It was 2:20PM by the time I was finally released from custody. My entire body was shaking uncontrollably, as if I were extremely cold, even though I wasn’t. I couldn’t identify the emotion I was feeling. Surprisingly, as far as I could tell, I was shaking out of neither fear nor anger – I felt neither of those emotions at the time. The shaking motion was entirely involuntary, and I couldn’t force my limbs to be still, no matter how hard I concentrated.

In the end, JetBlue did refund my flight, but they cancelled my entire round-trip ticket. Because I had to rebook on another airline that same day, it ended up costing me about $700 more for the entire trip. Ironically, when I went to the other terminal, I was able to get through security (by walking through the millimeter wave machines) with no problem.

I spent the week in LA, where I was able to tell my family and friends about the entire ordeal. They were appalled by the treatment I had received, but happy to see me safely with them, even if several hours later.

I wish I could say that the story ended there. It almost did. I had no trouble flying back to NYC on a red-eye the next week, in the wee hours of August 12th. But when I returned home the next week, opened the door to my new apartment, and looked around the room, I couldn’t help but notice that one of the suitcases sat several inches away from the wall. I could have sworn I pushed everything to the side of the room when I left, but I told myself that I may have just forgotten, since I was in a hurry when I dropped my bags off.

When I entered my bedroom, a chill went down my spine: the photograph on my wall had vanished. I looked around the room, but in vain. My apartment was almost completely empty; there was no wardrobe it could have slipped under, even on the off-chance it had fallen.

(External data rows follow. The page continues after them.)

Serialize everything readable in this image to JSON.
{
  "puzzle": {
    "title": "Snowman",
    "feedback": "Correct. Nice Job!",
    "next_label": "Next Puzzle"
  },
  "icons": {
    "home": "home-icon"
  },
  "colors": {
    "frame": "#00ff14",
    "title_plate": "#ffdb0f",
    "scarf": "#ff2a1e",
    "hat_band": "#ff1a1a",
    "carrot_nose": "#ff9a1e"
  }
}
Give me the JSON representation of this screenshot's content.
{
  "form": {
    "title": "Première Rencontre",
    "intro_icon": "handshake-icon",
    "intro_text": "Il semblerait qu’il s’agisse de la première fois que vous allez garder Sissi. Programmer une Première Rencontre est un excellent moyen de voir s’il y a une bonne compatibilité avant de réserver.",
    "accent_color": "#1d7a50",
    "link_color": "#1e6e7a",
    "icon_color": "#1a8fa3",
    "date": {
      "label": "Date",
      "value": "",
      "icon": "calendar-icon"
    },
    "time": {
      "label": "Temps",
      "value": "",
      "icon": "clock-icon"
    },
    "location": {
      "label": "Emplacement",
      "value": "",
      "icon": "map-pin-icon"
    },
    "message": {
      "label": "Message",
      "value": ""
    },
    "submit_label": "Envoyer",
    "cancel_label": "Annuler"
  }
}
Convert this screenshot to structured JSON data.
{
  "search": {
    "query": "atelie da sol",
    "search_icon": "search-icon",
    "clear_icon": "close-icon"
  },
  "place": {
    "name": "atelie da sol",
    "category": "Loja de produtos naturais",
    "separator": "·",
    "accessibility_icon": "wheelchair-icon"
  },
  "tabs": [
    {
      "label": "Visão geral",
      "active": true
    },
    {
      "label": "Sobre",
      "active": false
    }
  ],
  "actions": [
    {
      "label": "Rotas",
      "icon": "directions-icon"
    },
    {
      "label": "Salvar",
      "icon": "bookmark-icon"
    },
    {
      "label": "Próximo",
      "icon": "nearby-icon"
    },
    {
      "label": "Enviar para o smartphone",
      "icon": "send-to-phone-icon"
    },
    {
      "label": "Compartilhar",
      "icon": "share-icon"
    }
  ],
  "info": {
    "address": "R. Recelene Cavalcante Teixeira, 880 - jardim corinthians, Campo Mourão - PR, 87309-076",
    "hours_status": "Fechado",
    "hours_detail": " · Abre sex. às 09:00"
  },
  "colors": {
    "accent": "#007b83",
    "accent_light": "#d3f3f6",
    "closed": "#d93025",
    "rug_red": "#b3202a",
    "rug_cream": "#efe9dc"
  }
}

To this day, that photograph has not turned up. I can’t think of any “rational” explanation for it. Maybe there is one. Maybe a burglar broke into my apartment by picking the front door lock and, finding nothing of monetary value, took only my picture. In order to preserve my peace-of-mind, I’ve tried to convince myself that that’s what happened, so I can sleep comfortably at night.

But no matter how I’ve tried to rationalize this in the last week and a half, nothing can block out the memory of the chilling sensation I felt that first morning, lying on my air mattress, trying to forget the image of large, uniformed men invading the sanctuary of my home in my absence, wondering when they had done it, wondering why they had done it.

In all my life, I have only felt that same chilling terror once before – on one cold night in September twelve years ago, when I huddled in bed and tried to forget the terrible events in the news that day, wondering why they they had happened, wondering whether everything would be okay ever again.